Blood and Wine, released on May 31, 2016, signals the last adventure of protagonist Geralt of Rivia. As the second and last expansion of The Witcher 3, the 50 hour downloadable content journey brings the famous witcher to Toussaint. Vibrantly colored with an almost fairy tale-like atmosphere, Toussaint provides a stark contrast to the murky swamplands of Velen in the base game. The White Wolf makes his way to this land of chivalry and knights to hunt a mysterious beast, on the request of its esteemed duchess.
Toussaint is breathtaking. Never have I seen such a vivid and appealing land in a video game. Modeled after southern France, the duchy certainly looks it with its numerous vineyards, knightly tournaments, and signature architecture. The skies are kissed with turquoise-blue and massive snowcapped mountains serve as the backdrop. Even the rivers are dyed a marine blue so crisp they look like they were carved today. Juxtaposed against this landscape is the capital city of Beauclair, nestling orange roofs atop colorful townhouses and the ivory-white Beauclair Palace.
After spending hundreds of hours adventuring across Temeria’s dark northern realms and the bucolic countryside of Novigrad, I was stunned when Geralt first rode into Toussaint on horseback. Joined by two knights and their steeds—both clad in armor—the witcher sees the region again for the first time in many, many years.
As the camera pans to reveal Beauclair, Baron Palmerin de Launfal introduces Toussaint as “the land of love and wine,” to which Geralt responds, “Exactly how I remembered it.” This is possible foreshadowing, as he encounters many people from his past, good and bad. For example, he finds his old friend Emiel Regis Rohellec Terzieff-Godefroy (or just Regis), a more than 400 year old powerful higher vampire. Another that he meets is The Lady of the Lake, the goddess of chivalry who blessed him with Aerondight, a legendary silver sword, nearly a decade prior.
Unbeknownst to him, Blood and Wine is the White Wolf’s final foray on The Path. During the first few quests of the expansion, Geralt is gifted the sprawling vineyard estate Corvo Bianco, with a few unexpected features and loyal majordomo Barnabas-Basil Foulty. Corvo Bianco is a fantastic place to call home; when fully furnished, the vineyard feels comforting and personal. I’ve lined the inside of the villa with Geralt’s grandmaster witcher armors whose diagrams I found all across Toussaint, and hung swords acquired from friends and foes alike. As nice as a beautiful estate is itself, it could always use company. And by the end of the game, you’re joined by someone you care deeply about (I’m a sucker for Yennifer).
Blood and Wine serves as a fitting conclusion for Geralt of Rivia. Through hundreds of hours, we have followed him through heartbreak and betrayal; bouts of compassion and euphoria. We have slayed the King of the Wild Hunt, parlayed with the Emperor of Nilfgaard, and even bested the Man of Glass, also known as evil incarnate.
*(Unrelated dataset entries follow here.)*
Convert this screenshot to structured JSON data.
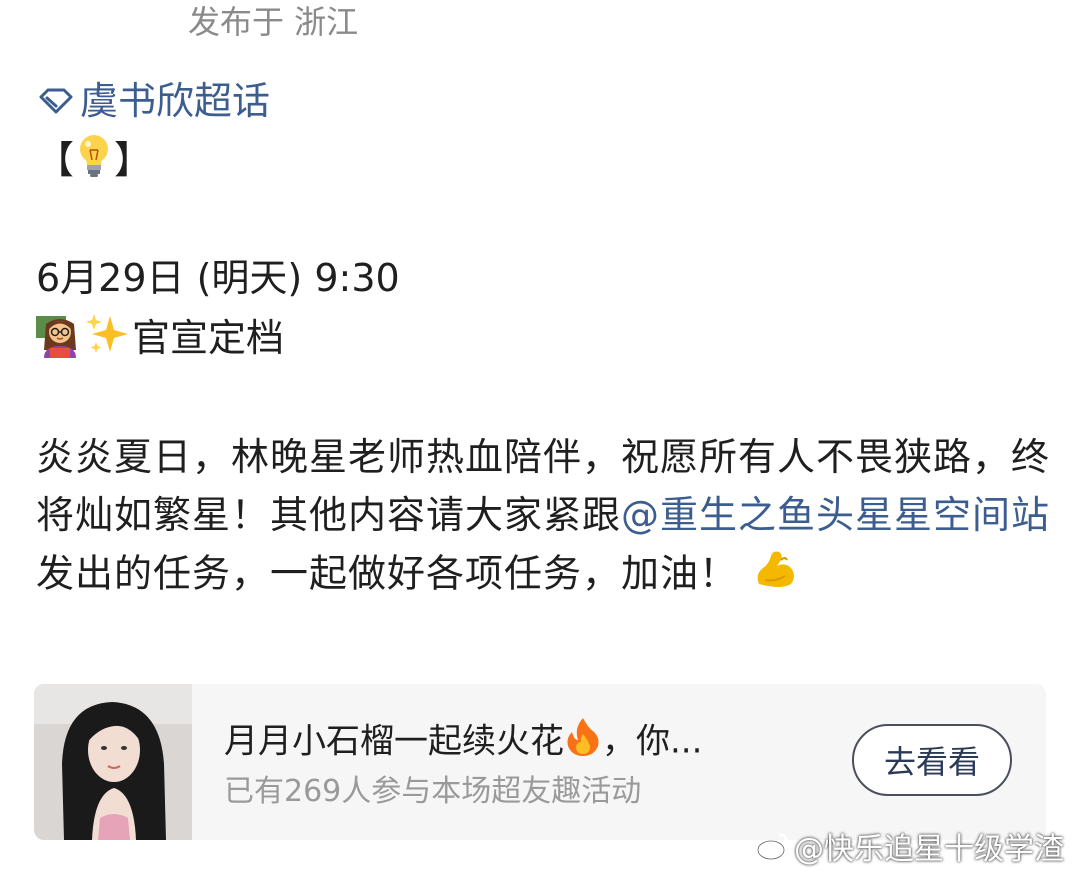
{
  "post": {
    "location": "发布于 浙江",
    "supertopic": "虞书欣超话",
    "bracket_open": "【",
    "bracket_close": "】",
    "date_line": "6月29日 (明天) 9:30",
    "announce": "官宣定档",
    "body_part1": "炎炎夏日，林晚星老师热血陪伴，祝愿所有人不畏狭路，终将灿如繁星！其他内容请大家紧跟",
    "mention": "@重生之鱼头星星空间站",
    "body_part2": " 发出的任务，一起做好各项任务，加油！"
  },
  "icons": {
    "supertopic": "diamond-icon",
    "bulb": "lightbulb-emoji",
    "teacher": "teacher-emoji",
    "sparkles": "sparkles-emoji",
    "muscle": "flexed-biceps-emoji",
    "fire": "fire-emoji",
    "weibo": "weibo-logo-icon"
  },
  "card": {
    "title": "月月小石榴一起续火花",
    "title_tail": "，你...",
    "subtitle": "已有269人参与本场超友趣活动",
    "button_label": "去看看"
  },
  "watermark": "@快乐追星十级学渣",
  "colors": {
    "link": "#3c5d8f",
    "meta": "#8a8a8a",
    "card_bg": "#f6f6f7"
  }
}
The witcher has loved many, fought many, and saved many. And now, he finally gets to live his life in rest and relaxation. I love this expansion: the backdrop, the adventure, the ending; all of it. In this way, we give our dearest character a teary-eyed farewell into retirement.